Exactly how gut microbes communicate with the nervous system is unclear. We found that particular types of bacteria signal metabolically to host cells to stimulate peripheral serotonin biosynthesis.
Yano JM, Yu K, Donaldson G, Shastri G, Ma L, Ann P, Nagler C, Ismagilov RF, Mazmanian SK, Hsiao EY (2015) Indigenous bacteria from the gut microbiota regulate host serotonin biosynthesis. Cell, doi 10.1016/j.cell.2015.02.047.
Changes in the microbiome are increasingly linked to autism spectrum disorder and social communicative behavior in animals. Here’s a review on emerging connections between the gut microbiome and ASD:
Vuong HE, Yu K, Hsiao EY (2016) Emerging roles for the gut microbiome in autism spectrum disorder. Biological Psychiatry. 81: 411-23.
The microbiota modulates many behaviors in animals. We found that altering the gut microbiota corrects some core behavioral symptoms in an autism mouse model.

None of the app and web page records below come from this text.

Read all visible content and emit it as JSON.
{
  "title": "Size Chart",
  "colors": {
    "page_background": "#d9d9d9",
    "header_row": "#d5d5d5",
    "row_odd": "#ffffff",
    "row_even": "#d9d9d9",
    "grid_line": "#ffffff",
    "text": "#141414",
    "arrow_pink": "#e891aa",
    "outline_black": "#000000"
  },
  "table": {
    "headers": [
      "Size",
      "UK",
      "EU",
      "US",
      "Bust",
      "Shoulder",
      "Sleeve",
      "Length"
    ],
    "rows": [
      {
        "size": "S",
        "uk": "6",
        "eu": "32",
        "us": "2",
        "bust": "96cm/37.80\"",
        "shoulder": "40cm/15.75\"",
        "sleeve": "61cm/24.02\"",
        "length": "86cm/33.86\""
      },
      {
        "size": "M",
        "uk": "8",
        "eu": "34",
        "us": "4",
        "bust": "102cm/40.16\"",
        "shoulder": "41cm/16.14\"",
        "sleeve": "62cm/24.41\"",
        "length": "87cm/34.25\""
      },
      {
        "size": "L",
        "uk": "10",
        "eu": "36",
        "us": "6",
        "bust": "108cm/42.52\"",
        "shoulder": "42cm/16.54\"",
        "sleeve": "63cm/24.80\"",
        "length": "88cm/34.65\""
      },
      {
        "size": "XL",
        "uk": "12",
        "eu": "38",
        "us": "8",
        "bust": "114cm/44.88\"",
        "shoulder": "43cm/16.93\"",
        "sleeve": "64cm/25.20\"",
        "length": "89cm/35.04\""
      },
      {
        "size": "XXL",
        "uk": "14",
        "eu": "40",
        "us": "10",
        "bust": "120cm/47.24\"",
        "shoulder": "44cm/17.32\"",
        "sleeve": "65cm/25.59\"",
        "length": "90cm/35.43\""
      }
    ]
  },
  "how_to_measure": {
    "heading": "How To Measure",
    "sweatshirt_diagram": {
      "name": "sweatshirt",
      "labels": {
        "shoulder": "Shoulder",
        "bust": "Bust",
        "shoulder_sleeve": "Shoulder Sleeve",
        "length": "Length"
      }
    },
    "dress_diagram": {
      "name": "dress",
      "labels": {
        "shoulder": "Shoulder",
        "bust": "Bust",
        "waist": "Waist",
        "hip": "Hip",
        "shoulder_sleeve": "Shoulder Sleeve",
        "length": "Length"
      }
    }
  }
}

Hsiao EY, McBride SW, Hsien S, Sharon G, Hyde ER, McCue T, Codelli JA, Chow J, Reisman SE, Petrosino JF, Patterson PH*, Mazmanian SK* (2013) The microbiota modulates behavioral and physiological abnormalities associated with neurodevelopmental disorders. Cell, 155:1451-1463. *equal contribution
Highlighted in: Cell 155:1446-8, PNAS 111:2051-3, Nature Reviews Neurology 10:60, Nature Reviews Microbiology 12:76-7, Dr. Tom Insel, NIMH , Top 10 Autism Research Achievement of 2013 by Autism Speaks

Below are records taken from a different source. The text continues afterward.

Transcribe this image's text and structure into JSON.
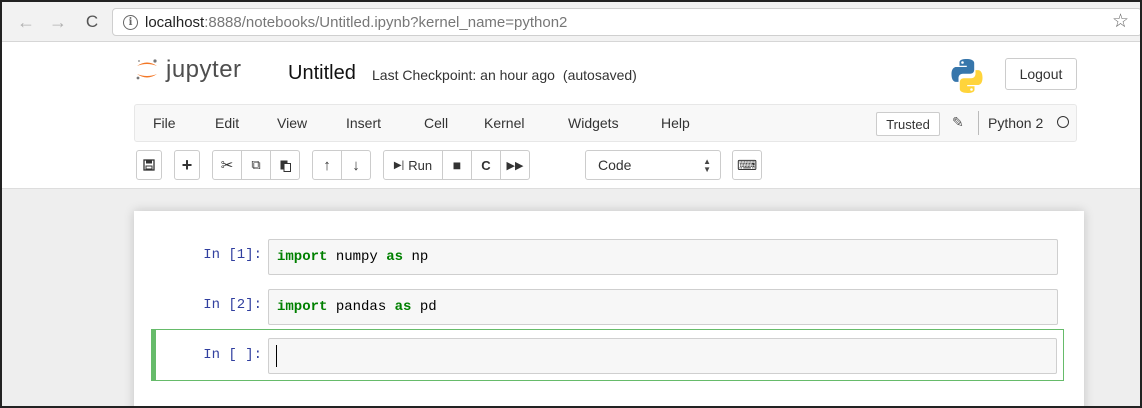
{
  "browser": {
    "url_host": "localhost",
    "url_rest": ":8888/notebooks/Untitled.ipynb?kernel_name=python2",
    "back_icon": "←",
    "forward_icon": "→",
    "reload_icon": "C",
    "info_icon": "i",
    "star_icon": "☆"
  },
  "header": {
    "logo_text": "jupyter",
    "notebook_title": "Untitled",
    "checkpoint": "Last Checkpoint: an hour ago",
    "autosave": "(autosaved)",
    "logout_label": "Logout"
  },
  "menubar": {
    "items": [
      "File",
      "Edit",
      "View",
      "Insert",
      "Cell",
      "Kernel",
      "Widgets",
      "Help"
    ],
    "trusted_label": "Trusted",
    "pencil_icon": "✎",
    "kernel_name": "Python 2"
  },
  "toolbar": {
    "save_icon": "🖫",
    "add_icon": "+",
    "cut_icon": "✂",
    "copy_icon": "⧉",
    "paste_icon": "📋",
    "up_icon": "🡑",
    "down_icon": "🡓",
    "run_label": "Run",
    "stop_icon": "■",
    "restart_icon": "C",
    "fastforward_icon": "⏩",
    "cell_type": "Code",
    "keyboard_icon": "⌨"
  },
  "cells": [
    {
      "prompt": "In [1]:",
      "kw1": "import",
      "mod": "numpy",
      "kw2": "as",
      "alias": "np"
    },
    {
      "prompt": "In [2]:",
      "kw1": "import",
      "mod": "pandas",
      "kw2": "as",
      "alias": "pd"
    },
    {
      "prompt": "In [ ]:"
    }
  ],
  "colors": {
    "keyword": "#008000",
    "prompt": "#303f9f",
    "selected_cell_border": "#66bb6a",
    "jupyter_orange": "#f37726"
  }
}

Gastrointestinal problems are seen in subsets of autistic individuals, but it’s not clear if they actually contribute to core behavioral symptoms. Here’s a review of GI issues and potential roles of gut-brain interactions in ASD.
Hsiao EY (2014) Gastrointestinal issues in autism spectrum disorder. Harv Rev Psychiatry 22:104-111.
Ever wonder what makes an “autistic” mouse? Here’s a chapter on how scientists model genetic and environmental risk factors for autism to learn more about possible molecular causes of the disorder.
Hsiao EY , Bregere C, Malkova N, Patterson PH (2011) Modeling features of autism in rodents. In Amaral DG, Dawson G, Geschwind DH (Eds.), Autism Spectrum Disorders. Press, pp. 935-62. Autism Spectrum Disorders.
No longer regarded an “immune privileged” site, the brain has its own unique resident immune cells and also communicates bidirectionally with the peripheral immune system. Here’s a review on how the gut microbiome modulates neuroimmune interactions in health and disease:
Fung TC, Olson CA, Hsiao EY (2017) Interactions between the microbiota, immune and nervous systems in health and disease. Nature Neuroscience. 20:145-155
Adverse events during early life can predispose to later life diseases. We found that activation of the maternal immune system in pregnant mice leads to long term immune abnormalities in their offspring.
Hsiao EY, McBride SW, Chow J, Mazmanian SK, Patterson PH (2012) Modeling an autism risk factor in mice leads to permanent immune dysregulation. PNAS 109:12776-81
Autism is associated with several immune abnormalities in and outside of the brain. Here’s a review on immune abnormalities in autism, immune-related risk factors for autism and effects of immune-based treatments for autism.
Hsiao EY (2013) Immune dysregulation in autism spectrum disorder. In Konopka G, Harris A, Jenner P (Eds). Neurobiology of Autism, Int Rev Neurobiol 113:269-302.
The placenta is an important interface between the maternal and fetal environment. In tracing the effects of maternal inflammation from mom to placenta to offspring, we identify specific placental cells that are critical for relaying inflammatory responses to the developing embryo and mediating changes in neurodevelopment and later-life behavior.
Hsiao EY , Patterson PH (2011) Activation of the maternal immune system induces endocrine changes in the placenta via IL-6. Brain Behav Immun 25:604-15.
Wu W, Hsiao EY, Yan Z, Mazmanian SK, Patterson PH (2016) Placental interleukin-6 signaling controls fetal brain development and behavior. Brain Behav Immun 25:604-15. http://dx.doi.org/10.1016/j.bbi.2016.11.007
Highlighted in: Brain Behav Immun 25:602-3
More than just a passive organ, the placenta plays a key role in embryonic health and disease. Here’s a review on how responses in the placenta can influence neurodevelopment and how abnormal responses in the placenta can predispose to neurological diseases.
Hsiao EY , Patterson PH (2012) Placental regulation of maternal-fetal interactions and brain development. Dev Neurobiol 72:1317-26.